Just…go read something about calories that didn’t come from SELF magazine. Please.

12. “There are toxins that stay in your body for thousands of years and to get rid of them you just have not eat food for a month, drink only a mixture of water, cayenne pepper, powdered inulin, and take this new wonder herb from the Amazonian rainforest that absorbs all of the toxins in your small and large intestines and–“

I honestly do not understand where we got the idea that our bodies cannot take care of themselves if we give them proper fuel. What is happening.

13. “This is a healthy fudge brownie because it’s sugar-free and fat-free!”

For something to be healthy it must contain actual nutrients from actual food sources that are actually benefitting your body in some form or fashion. Being sugar-free and fat-free does not magically pack a recipe full of nutrients. Technically, using this logic, I could just eat spoonful after spoonful of Splenda and call it healthy.

14. “Ugh, fat!”

Fat is actually good for you in proper amounts and is entirely necessary for many functions of your body.

15. “BUT CALORIES.”

Aaaaaand we’re done.

Advertisements

Dear Corporate America

Dear Corporate America,

I am incredibly irritated with you and I blame you for my food allergies.

No, really, Corporate America. I consider you a direct cause of my food allergies.

The year was 1987, and my mother was a professional who just happened to have a baby. She did everything by the book and, as a new mother, was incredibly health-conscious. For the first several years of my life, the only “cookies” I knew were flavored rice cakes. I ate fruit and veggies and had a balanced diet that anyone would approve of. My mother did a really good job of ensuring my health.

However, because she had to work in order to ensure that health, I was fed milk-based formula as an infant. She had no idea at the time, but very early exposure to various foods can actually cause allergies to appear later in life. I believe this has happened to me.

I have been doing quite a bit of research regarding various skin ailments that I’ve suffered in life. The one cause that keeps popping up again and again is a milk allergy. This is a bit disconcerting as a large chunk of my diet consists of yogurt, cheese (so many cheeses…) and butter (through brownies and cookies).  I’m not happy about being forced to give these things up, but I must verify this alleged allergy.

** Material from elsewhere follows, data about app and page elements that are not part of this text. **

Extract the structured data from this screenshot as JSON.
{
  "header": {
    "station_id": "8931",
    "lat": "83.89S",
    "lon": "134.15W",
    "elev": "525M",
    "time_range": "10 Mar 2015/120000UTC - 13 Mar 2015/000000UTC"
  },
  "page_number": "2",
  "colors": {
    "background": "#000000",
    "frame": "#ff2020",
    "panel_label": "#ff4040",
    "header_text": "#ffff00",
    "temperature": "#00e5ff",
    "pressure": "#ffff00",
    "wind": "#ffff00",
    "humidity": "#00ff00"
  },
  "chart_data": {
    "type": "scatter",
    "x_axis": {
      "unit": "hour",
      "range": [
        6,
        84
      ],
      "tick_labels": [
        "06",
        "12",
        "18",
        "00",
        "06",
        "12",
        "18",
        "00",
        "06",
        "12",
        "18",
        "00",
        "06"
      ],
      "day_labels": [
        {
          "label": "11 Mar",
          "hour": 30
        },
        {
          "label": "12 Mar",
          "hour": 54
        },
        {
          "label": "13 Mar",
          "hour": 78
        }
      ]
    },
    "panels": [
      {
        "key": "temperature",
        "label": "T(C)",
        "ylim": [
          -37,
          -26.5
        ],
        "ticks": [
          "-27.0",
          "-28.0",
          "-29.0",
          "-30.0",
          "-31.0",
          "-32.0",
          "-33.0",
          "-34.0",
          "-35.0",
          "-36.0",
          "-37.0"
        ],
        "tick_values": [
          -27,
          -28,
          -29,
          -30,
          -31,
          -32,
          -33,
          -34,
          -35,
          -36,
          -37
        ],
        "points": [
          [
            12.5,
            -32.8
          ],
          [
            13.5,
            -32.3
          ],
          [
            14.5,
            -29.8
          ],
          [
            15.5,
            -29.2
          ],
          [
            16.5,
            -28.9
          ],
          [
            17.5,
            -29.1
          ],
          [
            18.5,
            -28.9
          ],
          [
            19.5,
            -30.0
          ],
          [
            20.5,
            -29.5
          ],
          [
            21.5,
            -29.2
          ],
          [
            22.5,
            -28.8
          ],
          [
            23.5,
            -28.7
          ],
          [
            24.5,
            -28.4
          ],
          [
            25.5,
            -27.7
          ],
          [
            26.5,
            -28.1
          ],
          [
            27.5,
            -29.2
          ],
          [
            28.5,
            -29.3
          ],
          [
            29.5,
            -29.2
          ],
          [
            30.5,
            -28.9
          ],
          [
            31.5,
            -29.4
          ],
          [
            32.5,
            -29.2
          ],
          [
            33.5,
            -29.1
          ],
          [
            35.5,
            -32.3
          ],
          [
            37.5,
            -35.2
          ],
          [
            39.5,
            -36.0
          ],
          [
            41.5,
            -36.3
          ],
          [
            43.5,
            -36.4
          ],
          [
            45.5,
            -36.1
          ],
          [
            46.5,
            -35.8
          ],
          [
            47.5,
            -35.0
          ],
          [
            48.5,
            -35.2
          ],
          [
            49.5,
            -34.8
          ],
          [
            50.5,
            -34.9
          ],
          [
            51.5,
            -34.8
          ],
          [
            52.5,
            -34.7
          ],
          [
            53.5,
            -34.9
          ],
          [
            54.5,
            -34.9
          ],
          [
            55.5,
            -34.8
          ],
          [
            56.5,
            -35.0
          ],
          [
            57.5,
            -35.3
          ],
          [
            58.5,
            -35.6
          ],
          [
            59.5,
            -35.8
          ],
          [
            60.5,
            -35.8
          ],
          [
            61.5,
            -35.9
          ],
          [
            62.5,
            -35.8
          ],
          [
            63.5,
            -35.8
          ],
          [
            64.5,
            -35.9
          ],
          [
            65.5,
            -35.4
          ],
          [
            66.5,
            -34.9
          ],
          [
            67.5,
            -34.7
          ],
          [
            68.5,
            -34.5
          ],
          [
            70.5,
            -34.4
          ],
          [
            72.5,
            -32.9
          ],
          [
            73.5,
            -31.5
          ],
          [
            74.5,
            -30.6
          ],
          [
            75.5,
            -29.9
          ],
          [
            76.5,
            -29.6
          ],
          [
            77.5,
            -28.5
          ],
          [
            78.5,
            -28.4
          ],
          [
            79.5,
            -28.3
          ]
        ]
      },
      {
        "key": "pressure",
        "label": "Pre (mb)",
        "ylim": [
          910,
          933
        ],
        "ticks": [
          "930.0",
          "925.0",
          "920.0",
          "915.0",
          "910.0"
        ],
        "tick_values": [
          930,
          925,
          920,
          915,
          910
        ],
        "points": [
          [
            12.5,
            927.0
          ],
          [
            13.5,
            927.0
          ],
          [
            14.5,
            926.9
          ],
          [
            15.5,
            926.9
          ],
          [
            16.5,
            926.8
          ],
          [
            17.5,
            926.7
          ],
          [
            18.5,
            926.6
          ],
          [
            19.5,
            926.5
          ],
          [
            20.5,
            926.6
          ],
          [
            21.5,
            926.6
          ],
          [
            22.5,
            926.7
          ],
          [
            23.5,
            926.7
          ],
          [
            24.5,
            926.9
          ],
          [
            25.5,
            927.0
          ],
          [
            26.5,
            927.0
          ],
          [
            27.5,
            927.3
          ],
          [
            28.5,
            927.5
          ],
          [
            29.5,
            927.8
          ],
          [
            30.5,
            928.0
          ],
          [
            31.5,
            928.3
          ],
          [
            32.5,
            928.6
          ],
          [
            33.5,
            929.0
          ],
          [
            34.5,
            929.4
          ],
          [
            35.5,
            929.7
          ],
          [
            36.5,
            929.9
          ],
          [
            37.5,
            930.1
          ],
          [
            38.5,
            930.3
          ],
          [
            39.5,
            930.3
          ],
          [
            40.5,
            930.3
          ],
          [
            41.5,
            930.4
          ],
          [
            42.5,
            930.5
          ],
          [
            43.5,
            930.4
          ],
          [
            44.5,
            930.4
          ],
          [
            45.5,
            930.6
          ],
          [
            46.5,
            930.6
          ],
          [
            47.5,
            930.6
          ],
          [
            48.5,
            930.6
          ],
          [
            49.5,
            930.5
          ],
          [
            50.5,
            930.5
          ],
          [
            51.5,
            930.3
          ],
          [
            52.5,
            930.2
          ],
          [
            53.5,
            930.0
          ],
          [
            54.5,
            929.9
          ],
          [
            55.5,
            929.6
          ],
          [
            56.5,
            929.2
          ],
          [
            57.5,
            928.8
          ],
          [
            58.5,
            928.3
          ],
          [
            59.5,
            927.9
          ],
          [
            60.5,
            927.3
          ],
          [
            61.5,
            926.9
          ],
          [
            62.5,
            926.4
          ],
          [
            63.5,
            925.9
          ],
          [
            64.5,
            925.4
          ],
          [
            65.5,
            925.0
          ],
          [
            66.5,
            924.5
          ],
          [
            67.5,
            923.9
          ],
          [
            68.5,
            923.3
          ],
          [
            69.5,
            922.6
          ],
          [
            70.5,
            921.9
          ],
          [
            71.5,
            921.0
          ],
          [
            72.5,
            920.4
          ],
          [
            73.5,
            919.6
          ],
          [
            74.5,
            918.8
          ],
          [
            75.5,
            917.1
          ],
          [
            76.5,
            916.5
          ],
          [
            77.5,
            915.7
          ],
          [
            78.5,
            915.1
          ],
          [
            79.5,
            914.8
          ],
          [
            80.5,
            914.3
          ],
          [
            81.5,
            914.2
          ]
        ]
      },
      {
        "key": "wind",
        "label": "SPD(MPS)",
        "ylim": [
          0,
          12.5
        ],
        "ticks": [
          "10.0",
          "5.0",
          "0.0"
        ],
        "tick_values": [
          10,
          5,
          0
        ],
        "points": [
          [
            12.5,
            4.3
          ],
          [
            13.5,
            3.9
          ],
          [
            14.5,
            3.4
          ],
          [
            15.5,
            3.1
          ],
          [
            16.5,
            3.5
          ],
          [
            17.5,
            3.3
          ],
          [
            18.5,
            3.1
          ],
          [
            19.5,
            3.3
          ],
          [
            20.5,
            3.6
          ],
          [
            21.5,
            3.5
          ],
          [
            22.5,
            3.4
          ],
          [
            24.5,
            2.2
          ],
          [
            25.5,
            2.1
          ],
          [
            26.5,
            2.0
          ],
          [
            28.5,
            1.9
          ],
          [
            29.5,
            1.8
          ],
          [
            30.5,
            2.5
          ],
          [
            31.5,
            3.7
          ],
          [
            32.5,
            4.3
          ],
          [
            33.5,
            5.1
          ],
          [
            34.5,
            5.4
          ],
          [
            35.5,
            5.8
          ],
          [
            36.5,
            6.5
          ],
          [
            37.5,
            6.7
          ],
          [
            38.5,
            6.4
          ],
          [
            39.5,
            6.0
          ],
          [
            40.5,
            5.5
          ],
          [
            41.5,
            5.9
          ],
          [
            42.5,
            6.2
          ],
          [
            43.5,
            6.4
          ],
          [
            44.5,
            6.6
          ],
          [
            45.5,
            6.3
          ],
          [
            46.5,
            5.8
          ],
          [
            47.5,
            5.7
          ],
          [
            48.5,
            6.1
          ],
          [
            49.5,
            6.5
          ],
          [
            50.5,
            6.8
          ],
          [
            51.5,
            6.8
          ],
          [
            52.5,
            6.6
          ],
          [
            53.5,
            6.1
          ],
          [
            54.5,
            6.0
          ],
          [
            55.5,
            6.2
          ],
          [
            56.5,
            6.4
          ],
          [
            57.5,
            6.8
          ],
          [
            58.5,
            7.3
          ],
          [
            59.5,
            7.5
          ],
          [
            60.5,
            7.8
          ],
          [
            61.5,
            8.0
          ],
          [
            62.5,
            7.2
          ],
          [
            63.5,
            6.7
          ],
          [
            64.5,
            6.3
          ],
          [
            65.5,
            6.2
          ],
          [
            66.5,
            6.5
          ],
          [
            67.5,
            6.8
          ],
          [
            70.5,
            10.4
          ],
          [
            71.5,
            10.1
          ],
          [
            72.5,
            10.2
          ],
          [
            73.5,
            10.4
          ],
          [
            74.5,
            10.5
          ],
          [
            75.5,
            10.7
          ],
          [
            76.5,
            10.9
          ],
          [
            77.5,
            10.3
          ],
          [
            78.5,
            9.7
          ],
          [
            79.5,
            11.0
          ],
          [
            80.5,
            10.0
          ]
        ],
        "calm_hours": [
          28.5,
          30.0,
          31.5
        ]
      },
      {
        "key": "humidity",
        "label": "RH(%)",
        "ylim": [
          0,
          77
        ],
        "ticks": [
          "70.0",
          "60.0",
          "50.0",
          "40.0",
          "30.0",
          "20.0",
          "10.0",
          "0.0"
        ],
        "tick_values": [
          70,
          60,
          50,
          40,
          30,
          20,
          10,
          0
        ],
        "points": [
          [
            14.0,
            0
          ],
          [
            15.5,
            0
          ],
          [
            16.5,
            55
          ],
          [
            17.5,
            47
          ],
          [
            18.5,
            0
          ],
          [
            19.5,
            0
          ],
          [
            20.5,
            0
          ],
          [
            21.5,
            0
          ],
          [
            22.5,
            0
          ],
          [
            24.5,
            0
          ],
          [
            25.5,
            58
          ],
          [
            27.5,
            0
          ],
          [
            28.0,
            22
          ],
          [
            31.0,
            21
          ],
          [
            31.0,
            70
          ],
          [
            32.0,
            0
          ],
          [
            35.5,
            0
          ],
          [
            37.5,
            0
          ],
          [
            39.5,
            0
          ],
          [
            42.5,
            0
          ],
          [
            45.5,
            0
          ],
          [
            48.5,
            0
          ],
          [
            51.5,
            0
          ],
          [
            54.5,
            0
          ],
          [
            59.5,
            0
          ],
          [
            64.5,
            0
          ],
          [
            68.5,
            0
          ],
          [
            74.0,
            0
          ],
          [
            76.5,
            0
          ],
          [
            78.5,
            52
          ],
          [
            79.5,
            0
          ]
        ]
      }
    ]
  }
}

Where did this allergy come from? Well, probably you, Corporate America. See, if my mother had been able to stay home with me and breastfeed, I probably wouldn’t be in this mess of elimination diets and a cheese-less existence. I might be able to look at ice cream without eczema flaring up. I might even be able to eat pizza.

Ultimately, I don’t blame my mother; she did what she thought was right at the time.  I don’t blame doctors; they never listen to blame, anyway.   I don’t blame cows or goats or dairy farmers.  And, though conspiracy theories are always fun, I don’t blame formula and soy milk manufacturers.  I blame you.  Corporate America, if you had just let my mother stay home and be a mother for awhile, I might not have these skin problems.  As it stands, I’m itchy and calcium-deficient and whiny.  Oh-so whiny.

I don’t expect you to fix this problem.  Unless you have a time machine, in which case, I expect you to fix this problem 24 years, 1 month and 3 days ago.

Thank you for listening.  Now that that’s off of my chest, I’ll cease whining about not eating dairy.

Sincerely,

Chelsea